On the centennial anniversary of women’s suffrage in the United States, Weisman Art Museum presented the career survey exhibition Harriet Bart: Abracadabra and Other Forms of Protection. A cofounding member of WARM (the Women’s Art Registry of Minnesota, one of the first feminist art collectives in the United States) and of the Traffic Zone Center for Visual Art in Minneapolis, Harriet Bart has been experimenting with genre and materials and collaborating with artists and writers for more than four decades. During her career, she has commemorated the lives of the forgotten—from the victims of the Triangle Shirtwaist Factory fire in 1911 in New York City to American troops killed in Afghanistan. She has drawn inspiration from wide-ranging sources—from medieval incantations to objects found on her global travels. She has sought imaginative ways to represent the self—from categorizing her life through five garments to containing it in seventy test tubes.

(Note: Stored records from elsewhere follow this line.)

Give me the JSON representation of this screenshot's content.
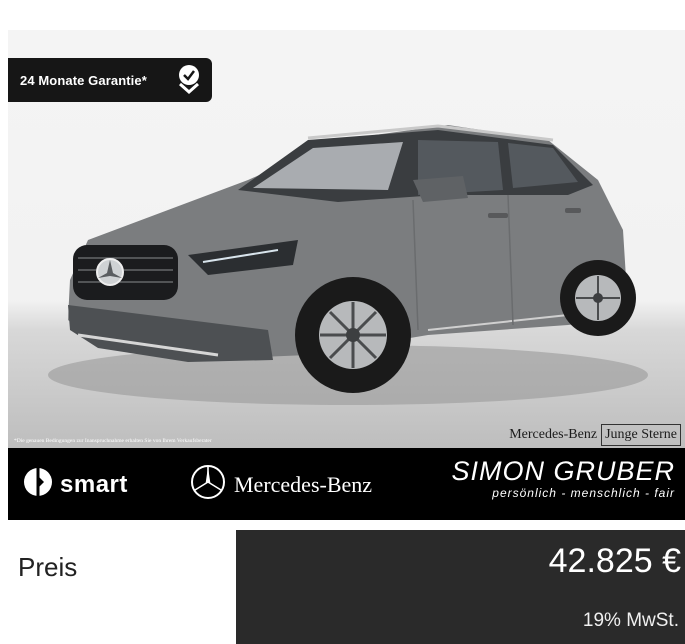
{
  "listing": {
    "warranty_badge": "24 Monate Garantie*",
    "disclaimer": "*Die genauen Bedingungen zur Inanspruchnahme erhalten Sie von Ihrem Verkaufsberater",
    "junge_sterne": {
      "brand": "Mercedes-Benz",
      "program": "Junge Sterne"
    },
    "brands": {
      "smart": "smart",
      "mercedes": "Mercedes-Benz",
      "dealer": "SIMON GRUBER",
      "dealer_slogan": "persönlich - menschlich - fair"
    },
    "price": {
      "label": "Preis",
      "value": "42.825 €",
      "vat": "19% MwSt."
    }
  },
  "icons": [
    "check-badge-icon",
    "smart-logo-icon",
    "mercedes-star-icon"
  ],
  "colors": {
    "car_body": "#7b7d7f",
    "bar_dark": "#000000",
    "price_box": "#2a2a2a"
  }
}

Across her practice, Harriet Bart has called on her Jewish cultural heritage, collective memory, and her own personal experience to produce an intensely creative and innovative body of work.
Warhol acquires the first of several compact 35 mm cameras, and over the next 11 years shot approximately 130,000 black-and-white images, claiming that “having a few rolls of film to develop gives me a good reason to get up in the morning.”